YOUR ASSIGNMENT: Could you restate the data word for word?

SUPPLIED DATA:
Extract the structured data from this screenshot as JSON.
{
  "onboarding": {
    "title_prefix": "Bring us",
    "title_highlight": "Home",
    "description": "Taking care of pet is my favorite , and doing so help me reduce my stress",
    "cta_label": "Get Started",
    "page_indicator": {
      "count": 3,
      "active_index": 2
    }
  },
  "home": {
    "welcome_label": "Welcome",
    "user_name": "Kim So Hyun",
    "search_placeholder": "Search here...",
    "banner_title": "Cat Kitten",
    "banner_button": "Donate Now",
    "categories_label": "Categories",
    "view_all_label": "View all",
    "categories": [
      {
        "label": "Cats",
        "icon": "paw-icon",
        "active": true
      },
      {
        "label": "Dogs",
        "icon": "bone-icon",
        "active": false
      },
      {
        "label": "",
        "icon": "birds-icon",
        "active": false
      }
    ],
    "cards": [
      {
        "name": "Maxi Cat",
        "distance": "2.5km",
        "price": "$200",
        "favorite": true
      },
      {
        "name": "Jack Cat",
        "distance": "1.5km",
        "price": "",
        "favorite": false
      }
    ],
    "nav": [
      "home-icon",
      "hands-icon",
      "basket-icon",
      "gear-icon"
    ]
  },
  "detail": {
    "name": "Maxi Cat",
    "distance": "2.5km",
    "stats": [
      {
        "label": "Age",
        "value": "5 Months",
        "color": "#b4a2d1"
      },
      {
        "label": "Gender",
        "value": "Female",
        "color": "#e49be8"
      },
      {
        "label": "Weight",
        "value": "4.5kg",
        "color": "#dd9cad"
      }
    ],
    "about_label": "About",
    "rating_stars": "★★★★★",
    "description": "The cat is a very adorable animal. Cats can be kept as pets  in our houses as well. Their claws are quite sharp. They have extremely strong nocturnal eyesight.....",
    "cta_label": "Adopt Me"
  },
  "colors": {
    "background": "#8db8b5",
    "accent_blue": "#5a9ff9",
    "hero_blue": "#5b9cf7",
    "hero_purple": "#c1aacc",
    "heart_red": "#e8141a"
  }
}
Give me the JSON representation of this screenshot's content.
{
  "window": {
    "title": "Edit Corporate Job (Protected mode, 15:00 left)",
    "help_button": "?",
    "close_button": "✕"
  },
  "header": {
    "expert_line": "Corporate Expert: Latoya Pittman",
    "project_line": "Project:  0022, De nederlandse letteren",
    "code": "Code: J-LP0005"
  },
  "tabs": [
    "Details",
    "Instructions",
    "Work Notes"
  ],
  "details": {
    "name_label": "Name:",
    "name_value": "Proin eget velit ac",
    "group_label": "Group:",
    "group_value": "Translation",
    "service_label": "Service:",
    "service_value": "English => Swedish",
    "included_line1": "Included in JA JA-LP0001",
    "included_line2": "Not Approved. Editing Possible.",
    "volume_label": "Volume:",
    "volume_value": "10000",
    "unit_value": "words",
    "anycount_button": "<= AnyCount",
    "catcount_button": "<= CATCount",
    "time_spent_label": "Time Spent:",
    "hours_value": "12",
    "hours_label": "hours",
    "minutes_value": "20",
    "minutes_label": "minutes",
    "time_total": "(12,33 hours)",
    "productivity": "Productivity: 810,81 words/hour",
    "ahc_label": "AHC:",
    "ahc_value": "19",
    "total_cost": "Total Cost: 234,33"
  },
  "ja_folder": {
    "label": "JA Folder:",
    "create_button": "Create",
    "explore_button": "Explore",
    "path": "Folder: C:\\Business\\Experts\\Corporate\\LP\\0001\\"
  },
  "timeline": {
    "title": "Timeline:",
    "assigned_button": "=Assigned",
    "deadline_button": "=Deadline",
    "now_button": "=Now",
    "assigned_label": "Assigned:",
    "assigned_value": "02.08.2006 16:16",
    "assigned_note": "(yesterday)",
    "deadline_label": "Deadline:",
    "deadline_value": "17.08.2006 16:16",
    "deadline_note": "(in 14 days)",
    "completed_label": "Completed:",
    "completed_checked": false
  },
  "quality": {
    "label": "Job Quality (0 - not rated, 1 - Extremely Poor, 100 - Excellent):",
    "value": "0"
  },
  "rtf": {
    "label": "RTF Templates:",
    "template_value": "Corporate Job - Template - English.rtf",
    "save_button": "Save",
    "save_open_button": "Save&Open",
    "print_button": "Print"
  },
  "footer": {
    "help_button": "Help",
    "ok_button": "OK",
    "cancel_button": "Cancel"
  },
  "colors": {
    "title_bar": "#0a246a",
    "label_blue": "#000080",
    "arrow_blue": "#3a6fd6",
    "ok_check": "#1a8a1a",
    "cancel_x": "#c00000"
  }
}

RESPONSE TO THE TASK:
Extract the structured data from this screenshot as JSON.
{
  "onboarding": {
    "title_prefix": "Bring us",
    "title_highlight": "Home",
    "description": "Taking care of pet is my favorite , and doing so help me reduce my stress",
    "cta_label": "Get Started",
    "page_indicator": {
      "count": 3,
      "active_index": 2
    }
  },
  "home": {
    "welcome_label": "Welcome",
    "user_name": "Kim So Hyun",
    "search_placeholder": "Search here...",
    "banner_title": "Cat Kitten",
    "banner_button": "Donate Now",
    "categories_label": "Categories",
    "view_all_label": "View all",
    "categories": [
      {
        "label": "Cats",
        "icon": "paw-icon",
        "active": true
      },
      {
        "label": "Dogs",
        "icon": "bone-icon",
        "active": false
      },
      {
        "label": "",
        "icon": "birds-icon",
        "active": false
      }
    ],
    "cards": [
      {
        "name": "Maxi Cat",
        "distance": "2.5km",
        "price": "$200",
        "favorite": true
      },
      {
        "name": "Jack Cat",
        "distance": "1.5km",
        "price": "",
        "favorite": false
      }
    ],
    "nav": [
      "home-icon",
      "hands-icon",
      "basket-icon",
      "gear-icon"
    ]
  },
  "detail": {
    "name": "Maxi Cat",
    "distance": "2.5km",
    "stats": [
      {
        "label": "Age",
        "value": "5 Months",
        "color": "#b4a2d1"
      },
      {
        "label": "Gender",
        "value": "Female",
        "color": "#e49be8"
      },
      {
        "label": "Weight",
        "value": "4.5kg",
        "color": "#dd9cad"
      }
    ],
    "about_label": "About",
    "rating_stars": "★★★★★",
    "description": "The cat is a very adorable animal. Cats can be kept as pets  in our houses as well. Their claws are quite sharp. They have extremely strong nocturnal eyesight.....",
    "cta_label": "Adopt Me"
  },
  "colors": {
    "background": "#8db8b5",
    "accent_blue": "#5a9ff9",
    "hero_blue": "#5b9cf7",
    "hero_purple": "#c1aacc",
    "heart_red": "#e8141a"
  }
}
Give me the JSON representation of this screenshot's content.
{
  "window": {
    "title": "Edit Corporate Job (Protected mode, 15:00 left)",
    "help_button": "?",
    "close_button": "✕"
  },
  "header": {
    "expert_line": "Corporate Expert: Latoya Pittman",
    "project_line": "Project:  0022, De nederlandse letteren",
    "code": "Code: J-LP0005"
  },
  "tabs": [
    "Details",
    "Instructions",
    "Work Notes"
  ],
  "details": {
    "name_label": "Name:",
    "name_value": "Proin eget velit ac",
    "group_label": "Group:",
    "group_value": "Translation",
    "service_label": "Service:",
    "service_value": "English => Swedish",
    "included_line1": "Included in JA JA-LP0001",
    "included_line2": "Not Approved. Editing Possible.",
    "volume_label": "Volume:",
    "volume_value": "10000",
    "unit_value": "words",
    "anycount_button": "<= AnyCount",
    "catcount_button": "<= CATCount",
    "time_spent_label": "Time Spent:",
    "hours_value": "12",
    "hours_label": "hours",
    "minutes_value": "20",
    "minutes_label": "minutes",
    "time_total": "(12,33 hours)",
    "productivity": "Productivity: 810,81 words/hour",
    "ahc_label": "AHC:",
    "ahc_value": "19",
    "total_cost": "Total Cost: 234,33"
  },
  "ja_folder": {
    "label": "JA Folder:",
    "create_button": "Create",
    "explore_button": "Explore",
    "path": "Folder: C:\\Business\\Experts\\Corporate\\LP\\0001\\"
  },
  "timeline": {
    "title": "Timeline:",
    "assigned_button": "=Assigned",
    "deadline_button": "=Deadline",
    "now_button": "=Now",
    "assigned_label": "Assigned:",
    "assigned_value": "02.08.2006 16:16",
    "assigned_note": "(yesterday)",
    "deadline_label": "Deadline:",
    "deadline_value": "17.08.2006 16:16",
    "deadline_note": "(in 14 days)",
    "completed_label": "Completed:",
    "completed_checked": false
  },
  "quality": {
    "label": "Job Quality (0 - not rated, 1 - Extremely Poor, 100 - Excellent):",
    "value": "0"
  },
  "rtf": {
    "label": "RTF Templates:",
    "template_value": "Corporate Job - Template - English.rtf",
    "save_button": "Save",
    "save_open_button": "Save&Open",
    "print_button": "Print"
  },
  "footer": {
    "help_button": "Help",
    "ok_button": "OK",
    "cancel_button": "Cancel"
  },
  "colors": {
    "title_bar": "#0a246a",
    "label_blue": "#000080",
    "arrow_blue": "#3a6fd6",
    "ok_check": "#1a8a1a",
    "cancel_x": "#c00000"
  }
}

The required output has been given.